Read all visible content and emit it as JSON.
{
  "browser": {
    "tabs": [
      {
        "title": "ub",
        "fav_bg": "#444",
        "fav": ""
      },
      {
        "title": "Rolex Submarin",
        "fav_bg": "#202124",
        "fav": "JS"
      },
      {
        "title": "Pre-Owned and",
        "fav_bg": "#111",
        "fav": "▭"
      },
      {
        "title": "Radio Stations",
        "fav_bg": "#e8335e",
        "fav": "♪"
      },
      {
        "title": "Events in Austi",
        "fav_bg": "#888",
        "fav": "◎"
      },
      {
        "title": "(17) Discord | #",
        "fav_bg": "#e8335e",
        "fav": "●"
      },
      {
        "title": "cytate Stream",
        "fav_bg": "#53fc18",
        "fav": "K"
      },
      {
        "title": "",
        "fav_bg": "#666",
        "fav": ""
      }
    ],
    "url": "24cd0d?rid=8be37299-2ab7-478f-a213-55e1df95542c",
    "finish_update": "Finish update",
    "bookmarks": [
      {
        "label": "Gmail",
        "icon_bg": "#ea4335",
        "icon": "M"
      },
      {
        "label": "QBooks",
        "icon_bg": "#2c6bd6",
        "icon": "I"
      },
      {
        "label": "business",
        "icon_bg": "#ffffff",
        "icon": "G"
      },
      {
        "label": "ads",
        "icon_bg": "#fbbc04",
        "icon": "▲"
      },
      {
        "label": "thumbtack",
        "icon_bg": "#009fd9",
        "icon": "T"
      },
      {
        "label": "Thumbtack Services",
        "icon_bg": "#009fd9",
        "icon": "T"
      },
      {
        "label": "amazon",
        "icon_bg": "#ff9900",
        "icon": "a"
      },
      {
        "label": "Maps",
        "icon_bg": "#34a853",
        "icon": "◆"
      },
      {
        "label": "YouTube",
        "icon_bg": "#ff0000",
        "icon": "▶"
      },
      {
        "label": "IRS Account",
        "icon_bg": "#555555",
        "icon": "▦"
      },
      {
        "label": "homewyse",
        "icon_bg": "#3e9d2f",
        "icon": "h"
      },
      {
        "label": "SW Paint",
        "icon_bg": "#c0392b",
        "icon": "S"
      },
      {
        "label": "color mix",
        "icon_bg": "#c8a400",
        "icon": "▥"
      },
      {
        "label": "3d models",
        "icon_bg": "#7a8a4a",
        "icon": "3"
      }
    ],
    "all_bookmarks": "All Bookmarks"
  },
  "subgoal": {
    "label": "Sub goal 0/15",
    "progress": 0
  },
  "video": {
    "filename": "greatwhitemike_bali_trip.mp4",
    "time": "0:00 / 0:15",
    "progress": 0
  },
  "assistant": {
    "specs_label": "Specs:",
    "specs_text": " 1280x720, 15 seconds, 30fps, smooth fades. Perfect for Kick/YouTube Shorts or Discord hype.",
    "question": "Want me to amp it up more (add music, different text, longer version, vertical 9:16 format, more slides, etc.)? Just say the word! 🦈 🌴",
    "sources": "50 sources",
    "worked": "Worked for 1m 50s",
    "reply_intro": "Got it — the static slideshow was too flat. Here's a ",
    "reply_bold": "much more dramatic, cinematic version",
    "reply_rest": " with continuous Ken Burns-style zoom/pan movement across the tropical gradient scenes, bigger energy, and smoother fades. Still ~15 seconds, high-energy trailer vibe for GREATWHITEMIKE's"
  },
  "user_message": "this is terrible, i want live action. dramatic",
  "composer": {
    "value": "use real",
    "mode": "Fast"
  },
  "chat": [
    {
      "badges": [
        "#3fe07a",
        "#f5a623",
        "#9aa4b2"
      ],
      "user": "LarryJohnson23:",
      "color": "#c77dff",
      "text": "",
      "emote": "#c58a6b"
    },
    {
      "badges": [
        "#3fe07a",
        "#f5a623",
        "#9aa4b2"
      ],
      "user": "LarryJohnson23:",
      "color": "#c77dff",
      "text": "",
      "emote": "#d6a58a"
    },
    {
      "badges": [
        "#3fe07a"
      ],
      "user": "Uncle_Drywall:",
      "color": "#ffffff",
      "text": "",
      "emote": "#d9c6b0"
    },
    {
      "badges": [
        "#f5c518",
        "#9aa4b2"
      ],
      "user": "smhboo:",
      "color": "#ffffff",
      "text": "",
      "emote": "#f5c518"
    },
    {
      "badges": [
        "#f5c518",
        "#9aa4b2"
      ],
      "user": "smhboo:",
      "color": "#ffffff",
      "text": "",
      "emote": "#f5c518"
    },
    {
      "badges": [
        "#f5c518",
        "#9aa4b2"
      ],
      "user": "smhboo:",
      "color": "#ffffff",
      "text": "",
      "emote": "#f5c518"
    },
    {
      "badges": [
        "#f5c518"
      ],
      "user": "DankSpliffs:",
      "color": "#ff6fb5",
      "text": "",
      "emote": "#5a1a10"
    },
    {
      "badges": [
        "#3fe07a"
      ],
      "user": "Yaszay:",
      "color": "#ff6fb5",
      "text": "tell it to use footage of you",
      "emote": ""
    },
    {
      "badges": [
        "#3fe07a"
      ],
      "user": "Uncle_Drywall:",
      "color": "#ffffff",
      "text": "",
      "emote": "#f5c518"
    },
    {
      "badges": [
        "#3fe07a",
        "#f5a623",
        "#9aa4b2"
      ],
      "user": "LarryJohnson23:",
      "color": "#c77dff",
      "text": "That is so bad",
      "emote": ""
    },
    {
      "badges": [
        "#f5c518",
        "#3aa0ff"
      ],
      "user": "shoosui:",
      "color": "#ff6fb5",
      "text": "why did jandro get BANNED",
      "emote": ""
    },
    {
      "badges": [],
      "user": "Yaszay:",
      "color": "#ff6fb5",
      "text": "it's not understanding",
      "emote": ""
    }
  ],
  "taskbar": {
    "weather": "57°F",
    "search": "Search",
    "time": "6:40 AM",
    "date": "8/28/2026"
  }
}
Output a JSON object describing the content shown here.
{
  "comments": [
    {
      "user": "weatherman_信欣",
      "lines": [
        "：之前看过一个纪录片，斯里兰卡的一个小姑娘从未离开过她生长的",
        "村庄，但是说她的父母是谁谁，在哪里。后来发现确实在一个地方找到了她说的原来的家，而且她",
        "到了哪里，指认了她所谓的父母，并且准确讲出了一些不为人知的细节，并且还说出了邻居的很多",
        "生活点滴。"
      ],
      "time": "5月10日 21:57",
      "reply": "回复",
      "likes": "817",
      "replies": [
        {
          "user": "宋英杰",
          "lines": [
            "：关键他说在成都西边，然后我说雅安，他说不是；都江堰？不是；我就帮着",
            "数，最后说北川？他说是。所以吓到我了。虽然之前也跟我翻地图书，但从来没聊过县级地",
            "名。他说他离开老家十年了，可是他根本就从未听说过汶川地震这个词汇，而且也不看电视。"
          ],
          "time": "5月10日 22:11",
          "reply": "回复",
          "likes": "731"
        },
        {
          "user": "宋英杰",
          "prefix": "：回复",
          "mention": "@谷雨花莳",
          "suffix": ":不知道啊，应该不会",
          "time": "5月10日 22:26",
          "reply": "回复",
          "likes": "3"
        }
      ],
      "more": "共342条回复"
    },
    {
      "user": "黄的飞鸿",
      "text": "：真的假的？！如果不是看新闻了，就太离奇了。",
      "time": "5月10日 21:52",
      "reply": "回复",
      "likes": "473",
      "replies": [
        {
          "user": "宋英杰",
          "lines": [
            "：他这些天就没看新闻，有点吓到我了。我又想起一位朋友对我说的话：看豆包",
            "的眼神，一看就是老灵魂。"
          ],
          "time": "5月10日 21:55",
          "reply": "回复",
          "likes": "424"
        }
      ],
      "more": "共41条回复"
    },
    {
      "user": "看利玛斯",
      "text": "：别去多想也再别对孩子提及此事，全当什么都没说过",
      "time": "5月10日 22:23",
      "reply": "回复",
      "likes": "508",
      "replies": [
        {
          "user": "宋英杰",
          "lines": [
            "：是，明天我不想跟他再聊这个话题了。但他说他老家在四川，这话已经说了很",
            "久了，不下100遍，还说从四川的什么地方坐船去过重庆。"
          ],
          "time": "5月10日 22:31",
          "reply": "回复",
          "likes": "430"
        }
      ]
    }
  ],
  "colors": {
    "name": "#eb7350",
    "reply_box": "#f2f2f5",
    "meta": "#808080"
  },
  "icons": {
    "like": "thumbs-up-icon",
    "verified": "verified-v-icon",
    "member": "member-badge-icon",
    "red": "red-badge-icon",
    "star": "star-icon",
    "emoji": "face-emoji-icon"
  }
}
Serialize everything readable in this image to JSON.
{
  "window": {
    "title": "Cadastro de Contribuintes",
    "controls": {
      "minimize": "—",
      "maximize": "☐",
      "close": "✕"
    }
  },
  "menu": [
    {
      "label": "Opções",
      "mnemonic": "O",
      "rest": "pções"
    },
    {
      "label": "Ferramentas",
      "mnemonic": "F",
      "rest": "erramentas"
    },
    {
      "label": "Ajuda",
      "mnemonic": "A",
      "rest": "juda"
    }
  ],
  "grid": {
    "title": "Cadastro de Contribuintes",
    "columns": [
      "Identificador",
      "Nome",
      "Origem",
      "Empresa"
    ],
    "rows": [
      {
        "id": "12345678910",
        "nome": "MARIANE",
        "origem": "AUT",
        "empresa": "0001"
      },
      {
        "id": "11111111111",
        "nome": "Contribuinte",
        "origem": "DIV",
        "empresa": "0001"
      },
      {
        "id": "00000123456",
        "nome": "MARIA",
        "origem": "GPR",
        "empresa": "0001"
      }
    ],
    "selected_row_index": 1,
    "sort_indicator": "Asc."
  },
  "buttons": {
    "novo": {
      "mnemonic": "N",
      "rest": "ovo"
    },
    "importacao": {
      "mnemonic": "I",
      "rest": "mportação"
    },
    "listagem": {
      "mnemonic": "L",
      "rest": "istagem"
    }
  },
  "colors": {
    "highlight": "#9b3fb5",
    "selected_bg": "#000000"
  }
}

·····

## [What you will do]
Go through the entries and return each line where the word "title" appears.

## [Written reply]
        "title": "ub",
        "title": "Rolex Submarin",
        "title": "Pre-Owned and",
        "title": "Radio Stations",
        "title": "Events in Austi",
        "title": "(17) Discord | #",
        "title": "cytate Stream",
        "title": "",
    "title": "Cadastro de Contribuintes",
    "title": "Cadastro de Contribuintes",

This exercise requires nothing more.